There's little doubt that a new iPhone is incoming, although we won't know when we'll see it for sure until Apple starts sending out press invites and won't know for sure what new features it will have until we see it in Tim Cook's hand. There are strong claims that suggest the iPhone 5 will feature a 4-inch screen, have a metal backed chassis, feature a shrunken 19-pin dock connector, include NFC technology, and possibly be made of a super-tough amorphous alloy called LiquidMetal.
The iPad Mini rumors are far more speculative. There have been no alleged component leaks and nothing to go on beyond rumor and tech gossip. The justification for the iPad Mini seems to revolve around the success of 7-inch tablets such as Amazon's Kindle Fire and Google's Nexus 7. Amazon and Google both have a 7-inch tablet, so Apple needs one too.
The problem with the iPad Mini is that while it is technically possible for Apple to design and build a 7-inch tablet, the problem is pricing the device. It has to be competitive in the face of the Kindle Fire and Nexus 7, but not priced so low as to cannibalizes sales of the higher-priced -- and higher profit margin -- full-sized iPad.
Last week, engineer Ryan Jones published a note relating to the supposed iPad mini and highlighted how Apple has created market disruption by selling cheaper iPhones and iPods. Jones points out how Apple has used a combination of three strategies to bring cheaper products to market. These are:
- Create a new product line;
- Keep selling old hardware;
- Get someone else to subsidize the product.
He also posted an interesting graphic showing every current model of iPhone, iPod, and iPad graphed by price. It's an interesting graphic that clearly shows the price point that Apple would need to hit for any smaller iPad.
That graphic raises an interesting question. Do buyers want a smaller iPad -- that is, a device with a smaller footprint or form factor -- or are they looking for a cheaper iPad?
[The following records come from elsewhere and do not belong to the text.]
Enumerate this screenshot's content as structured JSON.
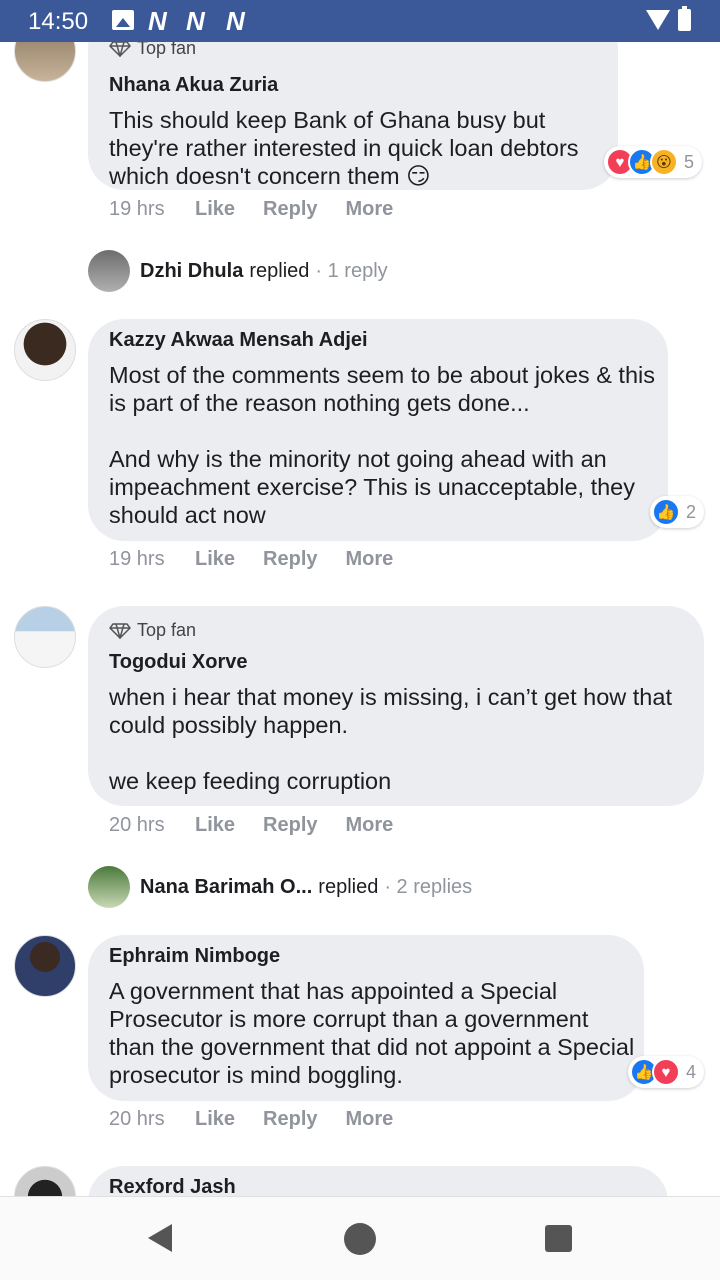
{
  "status": {
    "time": "14:50",
    "notif_icons": [
      "N",
      "N",
      "N"
    ]
  },
  "comments": [
    {
      "top_fan_label": "Top fan",
      "author": "Nhana Akua Zuria",
      "text": "This should keep Bank of Ghana busy but they're rather interested in quick loan debtors which doesn't concern them 😏",
      "time": "19 hrs",
      "like": "Like",
      "reply": "Reply",
      "more": "More",
      "reactions": [
        "love",
        "like",
        "wow"
      ],
      "reaction_count": "5"
    },
    {
      "author": "Kazzy Akwaa Mensah Adjei",
      "text": "Most of the comments seem to be about jokes & this is part of the reason nothing gets done...\n\nAnd why is the minority not going ahead with an impeachment exercise? This is unacceptable, they should act now",
      "time": "19 hrs",
      "like": "Like",
      "reply": "Reply",
      "more": "More",
      "reactions": [
        "like"
      ],
      "reaction_count": "2"
    },
    {
      "top_fan_label": "Top fan",
      "author": "Togodui Xorve",
      "text": "when i hear that money is missing, i can’t get how that could possibly happen.\n\nwe keep feeding corruption",
      "time": "20 hrs",
      "like": "Like",
      "reply": "Reply",
      "more": "More"
    },
    {
      "author": "Ephraim Nimboge",
      "text": "A government that has appointed a Special Prosecutor is more corrupt than a government than the government that did not appoint a Special prosecutor is mind boggling.",
      "time": "20 hrs",
      "like": "Like",
      "reply": "Reply",
      "more": "More",
      "reactions": [
        "like",
        "love"
      ],
      "reaction_count": "4"
    },
    {
      "author": "Rexford Jash"
    }
  ],
  "replies": [
    {
      "name": "Dzhi Dhula",
      "verb": "replied",
      "count": "· 1 reply"
    },
    {
      "name": "Nana Barimah O...",
      "verb": "replied",
      "count": "· 2 replies"
    }
  ],
  "colors": {
    "status_bar": "#3b5998",
    "bubble": "#ebedf0",
    "like_blue": "#1877f2",
    "love_red": "#f33e58",
    "wow_yellow": "#f7b125"
  }
}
If the market wants a smaller iPad then Apple is going to have to get its thinking cap on and come up with a whole new class of device, and price it to fit into the blank space in the chart above. But if Apple wants to sell a cheaper iPad then the solution for this could be in the form of subsidized iPads.
In my opinion, the case for the iPad Mini hasn't been made.